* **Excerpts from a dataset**
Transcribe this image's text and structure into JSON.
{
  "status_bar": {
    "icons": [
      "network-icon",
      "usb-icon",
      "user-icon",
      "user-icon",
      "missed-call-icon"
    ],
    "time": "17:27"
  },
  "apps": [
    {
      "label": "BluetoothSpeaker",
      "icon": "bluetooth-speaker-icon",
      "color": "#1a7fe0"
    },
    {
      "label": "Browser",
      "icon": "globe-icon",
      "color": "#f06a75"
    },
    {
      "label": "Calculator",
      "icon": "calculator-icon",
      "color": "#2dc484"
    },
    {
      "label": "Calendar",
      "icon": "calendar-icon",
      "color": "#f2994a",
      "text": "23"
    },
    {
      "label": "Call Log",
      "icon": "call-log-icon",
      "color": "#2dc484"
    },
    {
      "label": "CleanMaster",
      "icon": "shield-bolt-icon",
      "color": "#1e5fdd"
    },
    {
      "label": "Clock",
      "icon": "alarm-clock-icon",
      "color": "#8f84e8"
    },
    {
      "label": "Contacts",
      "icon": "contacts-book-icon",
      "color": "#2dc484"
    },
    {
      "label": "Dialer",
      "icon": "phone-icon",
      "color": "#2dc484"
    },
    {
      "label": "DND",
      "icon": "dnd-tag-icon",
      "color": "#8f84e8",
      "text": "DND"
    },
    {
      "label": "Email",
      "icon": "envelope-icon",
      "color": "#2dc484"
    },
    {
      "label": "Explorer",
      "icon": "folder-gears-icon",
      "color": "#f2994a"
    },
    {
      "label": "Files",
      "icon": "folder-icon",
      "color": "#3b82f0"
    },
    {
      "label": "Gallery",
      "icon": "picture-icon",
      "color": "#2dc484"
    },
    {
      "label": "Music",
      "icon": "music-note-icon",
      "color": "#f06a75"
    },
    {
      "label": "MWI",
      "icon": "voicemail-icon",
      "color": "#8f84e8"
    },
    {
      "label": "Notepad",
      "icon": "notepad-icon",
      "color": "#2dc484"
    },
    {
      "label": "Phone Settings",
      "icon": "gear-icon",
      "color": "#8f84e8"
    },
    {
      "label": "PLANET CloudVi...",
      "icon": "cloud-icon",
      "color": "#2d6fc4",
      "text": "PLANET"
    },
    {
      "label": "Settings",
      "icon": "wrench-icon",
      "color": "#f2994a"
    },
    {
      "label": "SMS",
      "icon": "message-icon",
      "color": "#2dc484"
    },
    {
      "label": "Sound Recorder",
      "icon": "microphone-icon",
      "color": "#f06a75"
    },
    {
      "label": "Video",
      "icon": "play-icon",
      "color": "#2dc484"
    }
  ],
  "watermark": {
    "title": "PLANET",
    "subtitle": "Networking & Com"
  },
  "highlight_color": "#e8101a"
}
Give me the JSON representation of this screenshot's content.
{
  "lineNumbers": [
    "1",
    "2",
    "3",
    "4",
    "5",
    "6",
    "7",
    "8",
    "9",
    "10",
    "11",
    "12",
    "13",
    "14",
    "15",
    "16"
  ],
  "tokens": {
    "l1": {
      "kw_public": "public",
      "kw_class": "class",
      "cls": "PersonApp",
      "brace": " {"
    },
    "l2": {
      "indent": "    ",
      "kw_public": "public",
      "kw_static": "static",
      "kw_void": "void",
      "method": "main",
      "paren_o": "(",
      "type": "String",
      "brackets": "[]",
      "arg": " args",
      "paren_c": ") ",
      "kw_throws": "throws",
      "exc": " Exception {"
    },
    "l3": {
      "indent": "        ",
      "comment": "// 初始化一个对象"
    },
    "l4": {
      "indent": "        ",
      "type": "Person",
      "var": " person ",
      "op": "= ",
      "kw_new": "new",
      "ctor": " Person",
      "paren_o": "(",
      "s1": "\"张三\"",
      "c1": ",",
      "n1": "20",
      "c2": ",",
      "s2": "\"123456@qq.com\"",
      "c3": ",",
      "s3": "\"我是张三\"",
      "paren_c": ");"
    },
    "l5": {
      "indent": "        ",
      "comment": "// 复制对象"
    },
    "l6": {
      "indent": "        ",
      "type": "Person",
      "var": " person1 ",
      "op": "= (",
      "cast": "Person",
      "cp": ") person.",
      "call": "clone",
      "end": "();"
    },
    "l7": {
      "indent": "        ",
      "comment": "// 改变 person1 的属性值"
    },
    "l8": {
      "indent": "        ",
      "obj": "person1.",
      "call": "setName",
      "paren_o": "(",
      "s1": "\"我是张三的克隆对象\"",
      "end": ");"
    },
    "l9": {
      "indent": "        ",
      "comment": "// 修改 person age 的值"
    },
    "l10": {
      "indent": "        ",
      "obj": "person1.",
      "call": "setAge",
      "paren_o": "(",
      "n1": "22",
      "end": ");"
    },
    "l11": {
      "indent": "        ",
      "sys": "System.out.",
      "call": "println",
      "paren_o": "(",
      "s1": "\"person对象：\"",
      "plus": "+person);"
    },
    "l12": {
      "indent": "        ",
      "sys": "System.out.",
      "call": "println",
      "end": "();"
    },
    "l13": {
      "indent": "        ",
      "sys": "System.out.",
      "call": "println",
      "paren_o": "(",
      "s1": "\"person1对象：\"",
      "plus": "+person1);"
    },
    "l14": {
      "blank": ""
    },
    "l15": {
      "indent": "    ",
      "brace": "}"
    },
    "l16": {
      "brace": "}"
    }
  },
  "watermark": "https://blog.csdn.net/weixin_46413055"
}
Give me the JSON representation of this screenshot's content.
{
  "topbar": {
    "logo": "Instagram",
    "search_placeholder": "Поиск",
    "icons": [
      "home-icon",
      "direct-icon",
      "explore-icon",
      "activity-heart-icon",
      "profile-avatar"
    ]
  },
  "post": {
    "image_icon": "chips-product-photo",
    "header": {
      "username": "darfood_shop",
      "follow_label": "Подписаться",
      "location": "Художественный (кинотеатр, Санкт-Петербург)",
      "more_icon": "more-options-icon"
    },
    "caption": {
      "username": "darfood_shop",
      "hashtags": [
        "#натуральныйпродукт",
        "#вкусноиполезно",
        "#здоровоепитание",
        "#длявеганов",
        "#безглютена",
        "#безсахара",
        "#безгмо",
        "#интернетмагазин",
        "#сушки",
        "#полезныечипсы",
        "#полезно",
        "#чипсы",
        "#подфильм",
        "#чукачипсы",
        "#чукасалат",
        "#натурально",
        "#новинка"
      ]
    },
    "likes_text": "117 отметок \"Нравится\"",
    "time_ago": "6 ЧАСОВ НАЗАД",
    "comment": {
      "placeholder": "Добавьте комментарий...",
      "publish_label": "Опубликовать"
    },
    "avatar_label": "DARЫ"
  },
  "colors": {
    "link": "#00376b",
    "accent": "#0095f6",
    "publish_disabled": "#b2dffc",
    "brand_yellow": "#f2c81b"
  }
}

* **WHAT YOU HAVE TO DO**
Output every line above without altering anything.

* **TASK SOLUTION**
Transcribe this image's text and structure into JSON.
{
  "status_bar": {
    "icons": [
      "network-icon",
      "usb-icon",
      "user-icon",
      "user-icon",
      "missed-call-icon"
    ],
    "time": "17:27"
  },
  "apps": [
    {
      "label": "BluetoothSpeaker",
      "icon": "bluetooth-speaker-icon",
      "color": "#1a7fe0"
    },
    {
      "label": "Browser",
      "icon": "globe-icon",
      "color": "#f06a75"
    },
    {
      "label": "Calculator",
      "icon": "calculator-icon",
      "color": "#2dc484"
    },
    {
      "label": "Calendar",
      "icon": "calendar-icon",
      "color": "#f2994a",
      "text": "23"
    },
    {
      "label": "Call Log",
      "icon": "call-log-icon",
      "color": "#2dc484"
    },
    {
      "label": "CleanMaster",
      "icon": "shield-bolt-icon",
      "color": "#1e5fdd"
    },
    {
      "label": "Clock",
      "icon": "alarm-clock-icon",
      "color": "#8f84e8"
    },
    {
      "label": "Contacts",
      "icon": "contacts-book-icon",
      "color": "#2dc484"
    },
    {
      "label": "Dialer",
      "icon": "phone-icon",
      "color": "#2dc484"
    },
    {
      "label": "DND",
      "icon": "dnd-tag-icon",
      "color": "#8f84e8",
      "text": "DND"
    },
    {
      "label": "Email",
      "icon": "envelope-icon",
      "color": "#2dc484"
    },
    {
      "label": "Explorer",
      "icon": "folder-gears-icon",
      "color": "#f2994a"
    },
    {
      "label": "Files",
      "icon": "folder-icon",
      "color": "#3b82f0"
    },
    {
      "label": "Gallery",
      "icon": "picture-icon",
      "color": "#2dc484"
    },
    {
      "label": "Music",
      "icon": "music-note-icon",
      "color": "#f06a75"
    },
    {
      "label": "MWI",
      "icon": "voicemail-icon",
      "color": "#8f84e8"
    },
    {
      "label": "Notepad",
      "icon": "notepad-icon",
      "color": "#2dc484"
    },
    {
      "label": "Phone Settings",
      "icon": "gear-icon",
      "color": "#8f84e8"
    },
    {
      "label": "PLANET CloudVi...",
      "icon": "cloud-icon",
      "color": "#2d6fc4",
      "text": "PLANET"
    },
    {
      "label": "Settings",
      "icon": "wrench-icon",
      "color": "#f2994a"
    },
    {
      "label": "SMS",
      "icon": "message-icon",
      "color": "#2dc484"
    },
    {
      "label": "Sound Recorder",
      "icon": "microphone-icon",
      "color": "#f06a75"
    },
    {
      "label": "Video",
      "icon": "play-icon",
      "color": "#2dc484"
    }
  ],
  "watermark": {
    "title": "PLANET",
    "subtitle": "Networking & Com"
  },
  "highlight_color": "#e8101a"
}
Give me the JSON representation of this screenshot's content.
{
  "lineNumbers": [
    "1",
    "2",
    "3",
    "4",
    "5",
    "6",
    "7",
    "8",
    "9",
    "10",
    "11",
    "12",
    "13",
    "14",
    "15",
    "16"
  ],
  "tokens": {
    "l1": {
      "kw_public": "public",
      "kw_class": "class",
      "cls": "PersonApp",
      "brace": " {"
    },
    "l2": {
      "indent": "    ",
      "kw_public": "public",
      "kw_static": "static",
      "kw_void": "void",
      "method": "main",
      "paren_o": "(",
      "type": "String",
      "brackets": "[]",
      "arg": " args",
      "paren_c": ") ",
      "kw_throws": "throws",
      "exc": " Exception {"
    },
    "l3": {
      "indent": "        ",
      "comment": "// 初始化一个对象"
    },
    "l4": {
      "indent": "        ",
      "type": "Person",
      "var": " person ",
      "op": "= ",
      "kw_new": "new",
      "ctor": " Person",
      "paren_o": "(",
      "s1": "\"张三\"",
      "c1": ",",
      "n1": "20",
      "c2": ",",
      "s2": "\"123456@qq.com\"",
      "c3": ",",
      "s3": "\"我是张三\"",
      "paren_c": ");"
    },
    "l5": {
      "indent": "        ",
      "comment": "// 复制对象"
    },
    "l6": {
      "indent": "        ",
      "type": "Person",
      "var": " person1 ",
      "op": "= (",
      "cast": "Person",
      "cp": ") person.",
      "call": "clone",
      "end": "();"
    },
    "l7": {
      "indent": "        ",
      "comment": "// 改变 person1 的属性值"
    },
    "l8": {
      "indent": "        ",
      "obj": "person1.",
      "call": "setName",
      "paren_o": "(",
      "s1": "\"我是张三的克隆对象\"",
      "end": ");"
    },
    "l9": {
      "indent": "        ",
      "comment": "// 修改 person age 的值"
    },
    "l10": {
      "indent": "        ",
      "obj": "person1.",
      "call": "setAge",
      "paren_o": "(",
      "n1": "22",
      "end": ");"
    },
    "l11": {
      "indent": "        ",
      "sys": "System.out.",
      "call": "println",
      "paren_o": "(",
      "s1": "\"person对象：\"",
      "plus": "+person);"
    },
    "l12": {
      "indent": "        ",
      "sys": "System.out.",
      "call": "println",
      "end": "();"
    },
    "l13": {
      "indent": "        ",
      "sys": "System.out.",
      "call": "println",
      "paren_o": "(",
      "s1": "\"person1对象：\"",
      "plus": "+person1);"
    },
    "l14": {
      "blank": ""
    },
    "l15": {
      "indent": "    ",
      "brace": "}"
    },
    "l16": {
      "brace": "}"
    }
  },
  "watermark": "https://blog.csdn.net/weixin_46413055"
}
Give me the JSON representation of this screenshot's content.
{
  "topbar": {
    "logo": "Instagram",
    "search_placeholder": "Поиск",
    "icons": [
      "home-icon",
      "direct-icon",
      "explore-icon",
      "activity-heart-icon",
      "profile-avatar"
    ]
  },
  "post": {
    "image_icon": "chips-product-photo",
    "header": {
      "username": "darfood_shop",
      "follow_label": "Подписаться",
      "location": "Художественный (кинотеатр, Санкт-Петербург)",
      "more_icon": "more-options-icon"
    },
    "caption": {
      "username": "darfood_shop",
      "hashtags": [
        "#натуральныйпродукт",
        "#вкусноиполезно",
        "#здоровоепитание",
        "#длявеганов",
        "#безглютена",
        "#безсахара",
        "#безгмо",
        "#интернетмагазин",
        "#сушки",
        "#полезныечипсы",
        "#полезно",
        "#чипсы",
        "#подфильм",
        "#чукачипсы",
        "#чукасалат",
        "#натурально",
        "#новинка"
      ]
    },
    "likes_text": "117 отметок \"Нравится\"",
    "time_ago": "6 ЧАСОВ НАЗАД",
    "comment": {
      "placeholder": "Добавьте комментарий...",
      "publish_label": "Опубликовать"
    },
    "avatar_label": "DARЫ"
  },
  "colors": {
    "link": "#00376b",
    "accent": "#0095f6",
    "publish_disabled": "#b2dffc",
    "brand_yellow": "#f2c81b"
  }
}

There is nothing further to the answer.